[Excerpts from a dataset]
***
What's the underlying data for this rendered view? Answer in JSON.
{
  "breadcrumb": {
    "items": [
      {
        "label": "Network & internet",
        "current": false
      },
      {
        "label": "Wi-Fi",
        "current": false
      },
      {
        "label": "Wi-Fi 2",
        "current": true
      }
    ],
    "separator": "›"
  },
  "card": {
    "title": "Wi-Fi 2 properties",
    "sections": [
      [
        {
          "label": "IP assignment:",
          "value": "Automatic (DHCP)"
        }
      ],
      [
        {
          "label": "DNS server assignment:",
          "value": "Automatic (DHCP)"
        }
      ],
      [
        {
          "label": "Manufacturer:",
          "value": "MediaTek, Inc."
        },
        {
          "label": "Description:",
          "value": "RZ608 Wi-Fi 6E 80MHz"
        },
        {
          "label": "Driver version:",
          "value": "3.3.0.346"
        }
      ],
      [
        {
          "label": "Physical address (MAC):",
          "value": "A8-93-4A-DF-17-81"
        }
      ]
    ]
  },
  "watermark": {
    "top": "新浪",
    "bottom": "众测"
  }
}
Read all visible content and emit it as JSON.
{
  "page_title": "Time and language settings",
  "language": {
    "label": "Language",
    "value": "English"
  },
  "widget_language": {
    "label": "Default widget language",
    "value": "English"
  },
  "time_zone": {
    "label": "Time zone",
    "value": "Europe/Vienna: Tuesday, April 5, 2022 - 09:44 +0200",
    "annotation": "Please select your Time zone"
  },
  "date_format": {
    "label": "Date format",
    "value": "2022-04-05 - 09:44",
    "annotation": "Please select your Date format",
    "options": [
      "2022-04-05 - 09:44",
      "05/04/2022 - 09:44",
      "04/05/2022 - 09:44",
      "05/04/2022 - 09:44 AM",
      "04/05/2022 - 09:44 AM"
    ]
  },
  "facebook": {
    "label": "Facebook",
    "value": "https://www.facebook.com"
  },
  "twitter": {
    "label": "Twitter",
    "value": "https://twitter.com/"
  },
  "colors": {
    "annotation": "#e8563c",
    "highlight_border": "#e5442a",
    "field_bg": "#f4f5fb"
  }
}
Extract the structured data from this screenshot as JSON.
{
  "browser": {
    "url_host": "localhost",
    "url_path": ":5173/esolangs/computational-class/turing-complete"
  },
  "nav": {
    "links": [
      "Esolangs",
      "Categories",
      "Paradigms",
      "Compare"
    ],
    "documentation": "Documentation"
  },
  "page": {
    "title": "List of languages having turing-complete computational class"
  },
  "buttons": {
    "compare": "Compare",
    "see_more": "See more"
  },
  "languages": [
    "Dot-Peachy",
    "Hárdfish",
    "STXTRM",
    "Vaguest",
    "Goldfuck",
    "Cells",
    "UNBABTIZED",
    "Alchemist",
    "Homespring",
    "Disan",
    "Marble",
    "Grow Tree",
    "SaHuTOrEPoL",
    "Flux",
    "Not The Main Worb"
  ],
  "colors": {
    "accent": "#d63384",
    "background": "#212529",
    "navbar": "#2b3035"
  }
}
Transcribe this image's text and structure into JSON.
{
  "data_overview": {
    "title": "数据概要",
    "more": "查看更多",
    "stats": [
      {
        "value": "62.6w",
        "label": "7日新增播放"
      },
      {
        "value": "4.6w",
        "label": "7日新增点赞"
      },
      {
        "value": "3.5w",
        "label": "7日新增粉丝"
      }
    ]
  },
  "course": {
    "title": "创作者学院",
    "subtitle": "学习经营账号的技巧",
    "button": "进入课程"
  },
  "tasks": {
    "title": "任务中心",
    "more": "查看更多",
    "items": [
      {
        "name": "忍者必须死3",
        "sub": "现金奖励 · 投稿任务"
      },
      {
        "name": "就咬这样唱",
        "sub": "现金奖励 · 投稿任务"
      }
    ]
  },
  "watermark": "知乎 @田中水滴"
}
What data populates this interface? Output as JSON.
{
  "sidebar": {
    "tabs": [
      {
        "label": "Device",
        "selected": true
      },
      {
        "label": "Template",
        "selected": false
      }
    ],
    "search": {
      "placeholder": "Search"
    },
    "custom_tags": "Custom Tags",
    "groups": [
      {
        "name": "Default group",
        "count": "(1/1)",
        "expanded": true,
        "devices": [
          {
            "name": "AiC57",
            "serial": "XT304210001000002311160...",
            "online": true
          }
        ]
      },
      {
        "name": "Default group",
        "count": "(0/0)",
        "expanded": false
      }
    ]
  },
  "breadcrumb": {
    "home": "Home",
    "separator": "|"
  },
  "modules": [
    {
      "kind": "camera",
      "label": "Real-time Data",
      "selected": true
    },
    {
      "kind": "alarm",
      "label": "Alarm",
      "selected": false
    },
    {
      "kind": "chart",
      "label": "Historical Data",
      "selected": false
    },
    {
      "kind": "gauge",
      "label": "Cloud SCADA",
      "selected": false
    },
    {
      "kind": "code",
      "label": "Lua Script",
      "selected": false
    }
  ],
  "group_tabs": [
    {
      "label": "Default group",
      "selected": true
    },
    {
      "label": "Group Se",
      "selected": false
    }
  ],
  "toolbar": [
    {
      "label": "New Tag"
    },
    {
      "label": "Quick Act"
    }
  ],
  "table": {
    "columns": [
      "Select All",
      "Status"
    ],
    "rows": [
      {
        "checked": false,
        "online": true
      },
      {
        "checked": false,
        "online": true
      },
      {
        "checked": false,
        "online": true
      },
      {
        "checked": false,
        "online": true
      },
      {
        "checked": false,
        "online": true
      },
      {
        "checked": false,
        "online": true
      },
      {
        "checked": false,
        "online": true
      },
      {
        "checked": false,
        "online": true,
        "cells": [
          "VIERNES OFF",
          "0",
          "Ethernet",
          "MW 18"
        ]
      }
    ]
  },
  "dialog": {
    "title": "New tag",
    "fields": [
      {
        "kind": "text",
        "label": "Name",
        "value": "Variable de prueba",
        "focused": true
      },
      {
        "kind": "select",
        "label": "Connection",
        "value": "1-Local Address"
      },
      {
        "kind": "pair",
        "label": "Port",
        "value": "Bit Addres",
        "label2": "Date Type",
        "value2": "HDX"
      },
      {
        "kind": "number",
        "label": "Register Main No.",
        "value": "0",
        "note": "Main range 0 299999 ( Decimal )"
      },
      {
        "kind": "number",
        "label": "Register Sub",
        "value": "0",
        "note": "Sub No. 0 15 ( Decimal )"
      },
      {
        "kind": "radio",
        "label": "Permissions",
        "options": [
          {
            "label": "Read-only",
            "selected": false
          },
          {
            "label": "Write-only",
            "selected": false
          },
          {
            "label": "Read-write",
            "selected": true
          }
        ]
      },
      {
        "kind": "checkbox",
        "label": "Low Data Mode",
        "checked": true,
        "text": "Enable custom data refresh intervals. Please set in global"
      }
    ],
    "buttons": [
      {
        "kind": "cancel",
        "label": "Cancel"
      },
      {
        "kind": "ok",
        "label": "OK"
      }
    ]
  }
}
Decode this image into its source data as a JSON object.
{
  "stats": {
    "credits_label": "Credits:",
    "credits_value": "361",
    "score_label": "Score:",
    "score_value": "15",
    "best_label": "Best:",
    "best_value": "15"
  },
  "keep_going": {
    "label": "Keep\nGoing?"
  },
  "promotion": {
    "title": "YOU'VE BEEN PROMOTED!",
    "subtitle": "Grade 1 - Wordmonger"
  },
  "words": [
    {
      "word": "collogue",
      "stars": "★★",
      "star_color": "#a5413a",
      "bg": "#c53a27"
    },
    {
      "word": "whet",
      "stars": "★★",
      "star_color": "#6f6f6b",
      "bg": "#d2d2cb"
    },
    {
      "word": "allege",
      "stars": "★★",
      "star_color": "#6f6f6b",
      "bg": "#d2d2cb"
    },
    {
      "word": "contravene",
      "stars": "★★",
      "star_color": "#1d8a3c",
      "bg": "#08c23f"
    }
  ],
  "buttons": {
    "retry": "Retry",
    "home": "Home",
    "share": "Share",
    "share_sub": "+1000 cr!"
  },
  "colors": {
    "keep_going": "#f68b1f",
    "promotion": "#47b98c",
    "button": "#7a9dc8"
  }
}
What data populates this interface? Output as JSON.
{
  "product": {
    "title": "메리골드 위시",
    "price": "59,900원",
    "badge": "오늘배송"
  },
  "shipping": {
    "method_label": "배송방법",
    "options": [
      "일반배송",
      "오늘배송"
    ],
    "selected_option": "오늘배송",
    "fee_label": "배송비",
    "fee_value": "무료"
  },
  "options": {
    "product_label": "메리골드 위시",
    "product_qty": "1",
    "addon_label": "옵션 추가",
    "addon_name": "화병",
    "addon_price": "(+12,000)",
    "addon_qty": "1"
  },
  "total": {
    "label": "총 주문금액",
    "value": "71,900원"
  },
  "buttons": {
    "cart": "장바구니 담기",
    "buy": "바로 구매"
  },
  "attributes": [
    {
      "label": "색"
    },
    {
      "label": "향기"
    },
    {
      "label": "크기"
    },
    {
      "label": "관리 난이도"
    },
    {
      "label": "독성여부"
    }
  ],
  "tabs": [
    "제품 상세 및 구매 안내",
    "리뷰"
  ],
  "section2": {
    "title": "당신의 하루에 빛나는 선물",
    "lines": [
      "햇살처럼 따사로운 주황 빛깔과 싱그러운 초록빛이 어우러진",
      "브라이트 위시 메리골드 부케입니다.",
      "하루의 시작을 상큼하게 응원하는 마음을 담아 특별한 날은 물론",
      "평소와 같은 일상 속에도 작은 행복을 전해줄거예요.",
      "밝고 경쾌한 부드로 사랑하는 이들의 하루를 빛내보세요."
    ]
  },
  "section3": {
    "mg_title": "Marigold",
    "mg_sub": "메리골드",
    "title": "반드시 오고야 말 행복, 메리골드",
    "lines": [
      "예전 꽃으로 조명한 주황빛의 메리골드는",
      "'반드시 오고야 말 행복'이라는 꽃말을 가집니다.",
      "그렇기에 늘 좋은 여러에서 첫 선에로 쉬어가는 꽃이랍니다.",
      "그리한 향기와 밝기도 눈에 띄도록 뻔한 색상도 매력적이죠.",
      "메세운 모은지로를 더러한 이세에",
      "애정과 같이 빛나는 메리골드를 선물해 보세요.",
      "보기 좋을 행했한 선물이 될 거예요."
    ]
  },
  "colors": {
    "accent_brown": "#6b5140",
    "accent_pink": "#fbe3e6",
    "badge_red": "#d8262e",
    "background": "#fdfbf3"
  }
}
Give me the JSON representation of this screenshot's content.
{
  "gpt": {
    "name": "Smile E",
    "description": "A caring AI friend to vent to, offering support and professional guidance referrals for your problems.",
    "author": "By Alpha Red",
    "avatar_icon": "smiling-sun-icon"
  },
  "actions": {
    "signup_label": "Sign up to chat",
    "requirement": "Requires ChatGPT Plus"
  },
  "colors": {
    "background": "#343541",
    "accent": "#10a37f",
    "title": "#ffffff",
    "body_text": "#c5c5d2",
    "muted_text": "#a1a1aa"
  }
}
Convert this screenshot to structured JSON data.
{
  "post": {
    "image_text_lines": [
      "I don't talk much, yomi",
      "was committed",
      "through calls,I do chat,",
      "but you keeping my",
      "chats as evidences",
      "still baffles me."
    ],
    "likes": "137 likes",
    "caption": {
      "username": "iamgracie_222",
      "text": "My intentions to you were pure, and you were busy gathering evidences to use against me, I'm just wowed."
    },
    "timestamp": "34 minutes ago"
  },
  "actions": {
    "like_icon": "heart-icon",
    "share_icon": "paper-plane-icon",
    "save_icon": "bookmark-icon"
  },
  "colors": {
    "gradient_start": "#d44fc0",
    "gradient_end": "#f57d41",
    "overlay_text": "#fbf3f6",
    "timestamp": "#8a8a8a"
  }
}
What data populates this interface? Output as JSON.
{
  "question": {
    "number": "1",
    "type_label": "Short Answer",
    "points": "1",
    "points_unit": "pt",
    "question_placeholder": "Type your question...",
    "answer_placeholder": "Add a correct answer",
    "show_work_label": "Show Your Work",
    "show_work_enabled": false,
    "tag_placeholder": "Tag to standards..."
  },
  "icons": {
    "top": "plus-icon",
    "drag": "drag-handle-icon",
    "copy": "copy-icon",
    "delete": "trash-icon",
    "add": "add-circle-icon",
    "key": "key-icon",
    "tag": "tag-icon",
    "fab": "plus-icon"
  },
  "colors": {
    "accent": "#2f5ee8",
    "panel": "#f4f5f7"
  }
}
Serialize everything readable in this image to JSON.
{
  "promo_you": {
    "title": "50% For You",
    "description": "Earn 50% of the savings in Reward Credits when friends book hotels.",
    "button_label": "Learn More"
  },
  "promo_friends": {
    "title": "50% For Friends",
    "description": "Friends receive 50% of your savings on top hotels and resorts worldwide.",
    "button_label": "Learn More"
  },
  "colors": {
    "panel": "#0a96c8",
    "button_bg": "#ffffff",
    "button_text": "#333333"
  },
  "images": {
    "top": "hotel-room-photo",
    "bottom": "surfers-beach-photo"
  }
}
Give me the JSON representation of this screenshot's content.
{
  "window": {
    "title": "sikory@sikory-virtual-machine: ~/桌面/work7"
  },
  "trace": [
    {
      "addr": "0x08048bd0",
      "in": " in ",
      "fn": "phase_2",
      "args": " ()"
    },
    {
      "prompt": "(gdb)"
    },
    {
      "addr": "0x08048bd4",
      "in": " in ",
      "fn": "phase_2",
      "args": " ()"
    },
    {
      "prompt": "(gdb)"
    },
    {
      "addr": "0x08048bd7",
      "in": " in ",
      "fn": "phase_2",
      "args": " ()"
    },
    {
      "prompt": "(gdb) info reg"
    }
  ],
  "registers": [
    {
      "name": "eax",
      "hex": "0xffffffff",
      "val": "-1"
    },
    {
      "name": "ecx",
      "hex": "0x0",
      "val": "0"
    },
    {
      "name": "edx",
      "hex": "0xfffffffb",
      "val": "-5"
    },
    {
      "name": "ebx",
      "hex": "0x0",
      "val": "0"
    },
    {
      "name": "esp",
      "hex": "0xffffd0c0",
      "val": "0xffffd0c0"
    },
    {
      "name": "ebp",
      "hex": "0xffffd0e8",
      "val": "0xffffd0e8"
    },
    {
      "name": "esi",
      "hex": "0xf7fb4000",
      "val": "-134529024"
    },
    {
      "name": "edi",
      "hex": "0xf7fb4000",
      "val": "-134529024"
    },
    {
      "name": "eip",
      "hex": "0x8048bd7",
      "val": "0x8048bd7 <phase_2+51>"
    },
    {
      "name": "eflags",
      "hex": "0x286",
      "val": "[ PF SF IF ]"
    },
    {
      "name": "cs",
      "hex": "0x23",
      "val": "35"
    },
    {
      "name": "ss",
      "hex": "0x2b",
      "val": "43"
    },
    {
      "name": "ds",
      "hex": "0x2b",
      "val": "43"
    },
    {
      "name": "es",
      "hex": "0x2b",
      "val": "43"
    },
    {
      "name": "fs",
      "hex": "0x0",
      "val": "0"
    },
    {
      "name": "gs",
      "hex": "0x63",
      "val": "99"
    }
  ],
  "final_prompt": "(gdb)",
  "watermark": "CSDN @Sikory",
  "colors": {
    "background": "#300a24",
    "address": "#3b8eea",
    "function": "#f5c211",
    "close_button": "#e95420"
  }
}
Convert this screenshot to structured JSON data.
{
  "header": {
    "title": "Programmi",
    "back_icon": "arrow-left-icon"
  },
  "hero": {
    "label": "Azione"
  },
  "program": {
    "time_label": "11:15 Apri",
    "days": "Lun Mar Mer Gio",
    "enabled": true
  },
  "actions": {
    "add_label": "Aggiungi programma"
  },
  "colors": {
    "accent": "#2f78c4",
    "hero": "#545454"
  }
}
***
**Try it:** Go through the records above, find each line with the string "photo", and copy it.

**Exercise solution:**
    "top": "hotel-room-photo",
    "bottom": "surfers-beach-photo"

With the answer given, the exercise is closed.